The answer is that New Delhi has gained rich dividends by maintaining an equal distance between both sides in the Ukraine conflict. It is worthwhile to continue this policy instead of aligning with Russia openly. The strategic situation of South Africa and India is completely different so the two countries cannot be compared in this regard. India is also trying to lessen its dependence on Russian arms imports be building up its own indigenous defence production sector. So, while it can carry out small scale exercises with the Russians any large demonstration is not advisable.
A second question which is raised by these exercises is whether China will get a new foothold in the Indian Ocean through this. Again, while this is a major boost for Chinese military influence in the Indian Ocean, New Delhi need not be disheartened. Instead, it needs to step up its game.
India must engage more deeply with the Indian Ocean littoral states especially in the naval sphere. Particular focus has to be placed on the African states on the east coast of the continent with a shoreline with the Indian Ocean. Apart from this India should also have more strategic outreach to Indian Ocean states in its own backyard like Maldives. The Chinese can use the Ukraine conflict to move closer to countries like South Africa in a way which India cannot replicate. But if New Delhi uses these other geo-political options at its disposal, then it can still give a hefty challenge to Beijing in the Indian Ocean region.
Lessons for the West: Ukraine war is not the world’s war

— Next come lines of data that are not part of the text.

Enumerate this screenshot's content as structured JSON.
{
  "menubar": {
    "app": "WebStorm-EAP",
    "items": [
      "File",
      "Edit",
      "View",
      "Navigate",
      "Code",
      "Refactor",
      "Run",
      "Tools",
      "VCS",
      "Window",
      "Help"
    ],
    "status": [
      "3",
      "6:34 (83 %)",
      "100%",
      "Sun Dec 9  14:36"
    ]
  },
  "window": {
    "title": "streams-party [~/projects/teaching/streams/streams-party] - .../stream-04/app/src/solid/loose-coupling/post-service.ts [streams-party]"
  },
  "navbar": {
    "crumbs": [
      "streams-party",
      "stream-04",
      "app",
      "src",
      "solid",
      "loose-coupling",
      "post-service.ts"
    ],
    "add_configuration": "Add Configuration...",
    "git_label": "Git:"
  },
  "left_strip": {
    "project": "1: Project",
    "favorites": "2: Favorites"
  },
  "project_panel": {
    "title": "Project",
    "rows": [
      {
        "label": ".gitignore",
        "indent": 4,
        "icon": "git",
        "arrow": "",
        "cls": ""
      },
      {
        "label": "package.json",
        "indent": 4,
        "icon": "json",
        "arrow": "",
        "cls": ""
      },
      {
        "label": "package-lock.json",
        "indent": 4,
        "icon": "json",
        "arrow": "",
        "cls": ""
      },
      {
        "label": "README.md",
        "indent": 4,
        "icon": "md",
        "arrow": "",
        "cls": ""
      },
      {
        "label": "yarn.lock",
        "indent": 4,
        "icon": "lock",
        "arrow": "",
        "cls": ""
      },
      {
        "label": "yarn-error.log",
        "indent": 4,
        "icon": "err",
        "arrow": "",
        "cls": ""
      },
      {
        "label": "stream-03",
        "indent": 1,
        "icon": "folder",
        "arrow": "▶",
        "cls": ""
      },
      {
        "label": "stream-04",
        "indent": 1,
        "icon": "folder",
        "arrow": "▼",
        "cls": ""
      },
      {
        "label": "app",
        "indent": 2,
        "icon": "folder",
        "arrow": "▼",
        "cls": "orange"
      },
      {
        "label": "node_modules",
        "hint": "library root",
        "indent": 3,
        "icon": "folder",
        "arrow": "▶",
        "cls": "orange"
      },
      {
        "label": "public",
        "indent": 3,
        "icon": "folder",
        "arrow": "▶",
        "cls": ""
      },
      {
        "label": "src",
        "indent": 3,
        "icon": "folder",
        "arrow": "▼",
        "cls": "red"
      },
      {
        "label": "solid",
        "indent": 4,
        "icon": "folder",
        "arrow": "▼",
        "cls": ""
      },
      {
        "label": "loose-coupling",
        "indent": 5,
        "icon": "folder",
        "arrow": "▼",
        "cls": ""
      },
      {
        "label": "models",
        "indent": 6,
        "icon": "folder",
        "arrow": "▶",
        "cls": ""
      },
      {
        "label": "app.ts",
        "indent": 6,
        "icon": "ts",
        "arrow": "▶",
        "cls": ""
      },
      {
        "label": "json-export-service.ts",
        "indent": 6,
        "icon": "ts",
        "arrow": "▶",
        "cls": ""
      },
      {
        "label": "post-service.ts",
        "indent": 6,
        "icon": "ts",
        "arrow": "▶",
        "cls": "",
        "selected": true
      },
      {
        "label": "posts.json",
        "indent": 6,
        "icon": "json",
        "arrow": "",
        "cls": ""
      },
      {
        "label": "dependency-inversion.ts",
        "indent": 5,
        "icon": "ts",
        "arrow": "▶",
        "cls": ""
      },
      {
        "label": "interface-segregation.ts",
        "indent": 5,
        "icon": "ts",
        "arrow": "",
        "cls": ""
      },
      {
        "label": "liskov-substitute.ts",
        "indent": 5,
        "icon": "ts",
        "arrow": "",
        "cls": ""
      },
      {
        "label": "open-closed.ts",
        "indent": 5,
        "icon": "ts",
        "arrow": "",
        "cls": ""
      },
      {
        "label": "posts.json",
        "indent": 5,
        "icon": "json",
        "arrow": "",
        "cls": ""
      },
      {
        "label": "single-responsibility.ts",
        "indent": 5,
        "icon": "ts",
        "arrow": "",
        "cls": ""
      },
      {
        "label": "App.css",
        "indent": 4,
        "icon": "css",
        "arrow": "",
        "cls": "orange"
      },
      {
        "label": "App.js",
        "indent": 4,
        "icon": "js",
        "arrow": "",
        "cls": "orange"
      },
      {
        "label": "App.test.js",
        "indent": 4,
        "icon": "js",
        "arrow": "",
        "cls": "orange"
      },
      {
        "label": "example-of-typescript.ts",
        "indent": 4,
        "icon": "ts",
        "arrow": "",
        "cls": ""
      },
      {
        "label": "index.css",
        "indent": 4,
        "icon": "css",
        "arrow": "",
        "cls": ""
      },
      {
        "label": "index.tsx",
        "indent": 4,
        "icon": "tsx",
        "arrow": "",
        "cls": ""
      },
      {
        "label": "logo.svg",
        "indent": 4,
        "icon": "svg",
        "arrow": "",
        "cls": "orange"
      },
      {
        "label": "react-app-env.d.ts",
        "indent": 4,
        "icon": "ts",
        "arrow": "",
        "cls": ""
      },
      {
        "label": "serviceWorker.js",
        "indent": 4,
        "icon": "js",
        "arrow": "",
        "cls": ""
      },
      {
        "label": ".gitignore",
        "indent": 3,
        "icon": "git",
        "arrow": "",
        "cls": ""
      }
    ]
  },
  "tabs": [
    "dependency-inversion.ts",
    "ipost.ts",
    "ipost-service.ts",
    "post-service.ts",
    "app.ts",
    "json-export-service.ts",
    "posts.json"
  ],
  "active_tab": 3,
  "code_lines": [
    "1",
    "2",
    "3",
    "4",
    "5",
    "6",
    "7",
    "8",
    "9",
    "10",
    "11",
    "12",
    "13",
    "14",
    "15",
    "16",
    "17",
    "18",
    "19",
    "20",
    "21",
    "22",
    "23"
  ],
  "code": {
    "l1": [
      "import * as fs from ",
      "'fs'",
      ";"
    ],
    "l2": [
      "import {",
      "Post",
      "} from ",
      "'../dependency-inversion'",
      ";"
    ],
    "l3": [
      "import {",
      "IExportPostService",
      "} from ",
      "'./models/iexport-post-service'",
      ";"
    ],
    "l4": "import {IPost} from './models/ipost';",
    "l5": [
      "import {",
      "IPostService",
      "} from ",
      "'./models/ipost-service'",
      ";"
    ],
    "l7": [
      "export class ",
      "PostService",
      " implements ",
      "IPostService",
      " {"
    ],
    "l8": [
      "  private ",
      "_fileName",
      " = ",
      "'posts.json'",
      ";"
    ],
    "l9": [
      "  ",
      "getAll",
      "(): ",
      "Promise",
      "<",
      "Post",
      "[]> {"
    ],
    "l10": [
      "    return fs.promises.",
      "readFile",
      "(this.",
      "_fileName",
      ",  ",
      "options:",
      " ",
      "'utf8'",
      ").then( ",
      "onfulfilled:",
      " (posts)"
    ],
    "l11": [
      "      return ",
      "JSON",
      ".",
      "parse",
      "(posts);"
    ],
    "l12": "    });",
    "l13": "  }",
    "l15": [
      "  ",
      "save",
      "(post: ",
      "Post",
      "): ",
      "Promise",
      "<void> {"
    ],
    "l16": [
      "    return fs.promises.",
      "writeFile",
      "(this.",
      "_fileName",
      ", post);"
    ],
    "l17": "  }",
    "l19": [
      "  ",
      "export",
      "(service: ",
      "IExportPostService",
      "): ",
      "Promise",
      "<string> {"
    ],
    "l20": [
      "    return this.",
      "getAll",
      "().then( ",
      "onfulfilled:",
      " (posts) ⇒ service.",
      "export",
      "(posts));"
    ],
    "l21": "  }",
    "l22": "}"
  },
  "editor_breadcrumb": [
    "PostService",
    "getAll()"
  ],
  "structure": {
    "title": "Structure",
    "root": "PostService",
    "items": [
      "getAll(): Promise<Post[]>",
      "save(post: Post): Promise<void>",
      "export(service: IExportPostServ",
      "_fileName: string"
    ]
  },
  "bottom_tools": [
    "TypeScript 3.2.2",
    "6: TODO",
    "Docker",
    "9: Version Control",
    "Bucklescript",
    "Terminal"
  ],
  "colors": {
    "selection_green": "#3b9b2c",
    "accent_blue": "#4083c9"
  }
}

While South Africa has obviously thrown a challenge to Western countries through these exercises, the West also has to understand that it is itself to blame for its loss in this regard. Right from the beginning of the war in Ukraine the Western bloc has continued to put out the talking point that this is a global and freedom and autocracy where all the countries of the Global South should be on its side. This was a highly arrogant claim and it did not take into consideration the simple fact that for most countries of the world this was a European war which had little or nothing to do with their own national security.
As a result of this fallacious thinking the West did not bother to bring countries like South Africa on its side following the start of the Ukraine war. They did not take into consideration the specific security situation and needs of these countries.
Therefore, such a naval exercise was bound to happen. More developing countries could join South Africa in this regard if the Western nations continue to ignore their point of view.
As long as Russia has the support or the neutrality of these countries the war in Ukraine will continue no matter how much the US and Europe sanctions Moscow. Chinese influence in these countries will also increase side by side. To stop this the West has to hear the concerns of the Global South instead of morally patronizing them. Otherwise, it will only be accelerating the trends of a post-Western world order.